Today, I am raising funds to help find that cure for my terrible disease. The money raised will go directly to the Cystinosis Research Foundation (CRF). CRF is a non-profit 501c3 organization that was started by the amazing Stack family in 2003. this was after their daughter Natalie Stack made a wish on the eve of her twelfth birthday,
“to have my disease go away forever.”
CRF today supports bench and clinical research that is focused on developing improved treatments and a cure for cystinosis. CRF has funded every bench and clinical research study that led to Procysbi, allowing cystinosis patients like me to take the drug every 12 hours instead of every 6 hours, which has improved our quality of life. They established the CRF Cystinosis Gene Therapy Consortium, whose mission is to bring stem cell and gene therapy to clinical trial. They also work on effects of cystinosis on neurological function and cognitive development, causes of muscle-wasting and potential therapies.

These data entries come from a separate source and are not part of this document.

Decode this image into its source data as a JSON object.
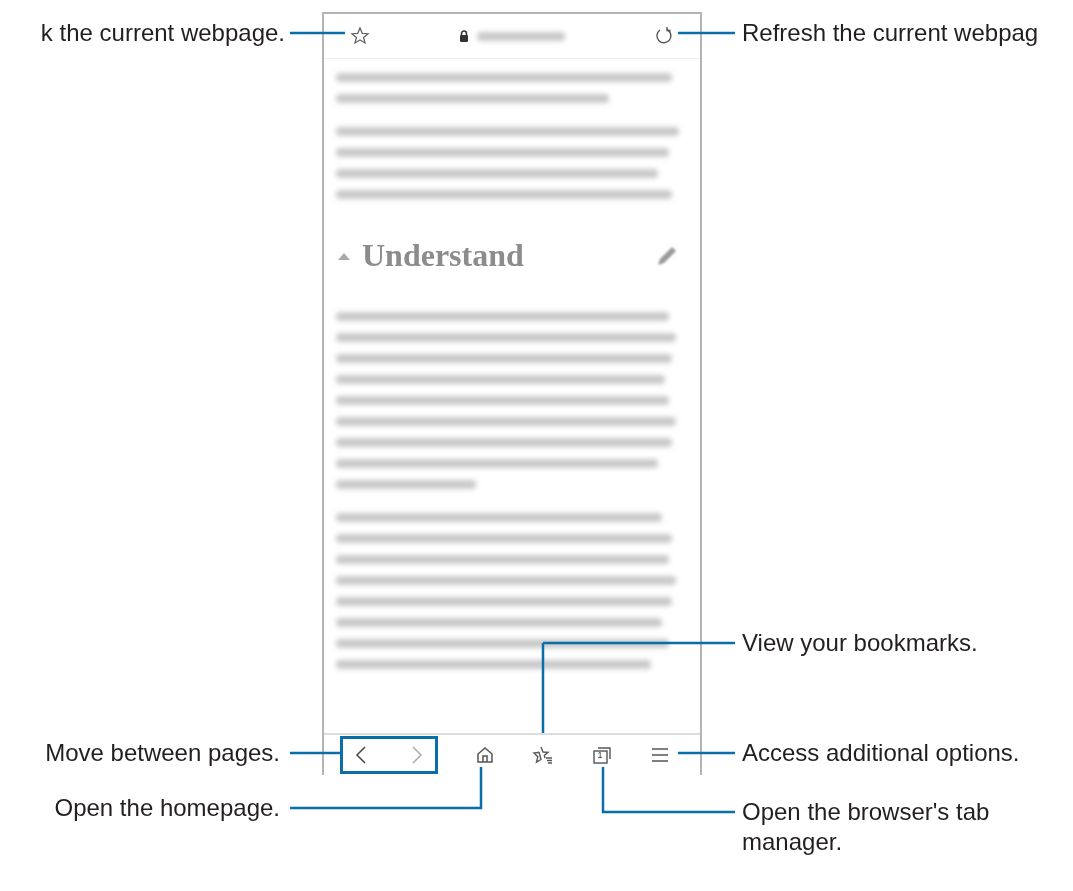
{
  "browser": {
    "tab_count": "1",
    "heading": "Understand"
  },
  "callouts": [
    {
      "text": "k the current webpage."
    },
    {
      "text": "Refresh the current webpag"
    },
    {
      "text": "View your bookmarks."
    },
    {
      "text": "Move between pages."
    },
    {
      "text": "Access additional options."
    },
    {
      "text": "Open the homepage."
    },
    {
      "text": "Open the browser's tab manager."
    }
  ]
}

Finding a cure may save my life, as well as others with cystinosis including my sister Mary, or even persons with other diseases. Pharmaceutical companies may not make a profit off the knowledge discovered by studying one “orphan” disease, however often those discoveries leads to advancements in other diseases.
To help find that cure, please make any kind of donation you are able to the Cystinosis Research Foundation (CRF) on my behalf here: Hope Through Research
*All funds donated going directly to research.*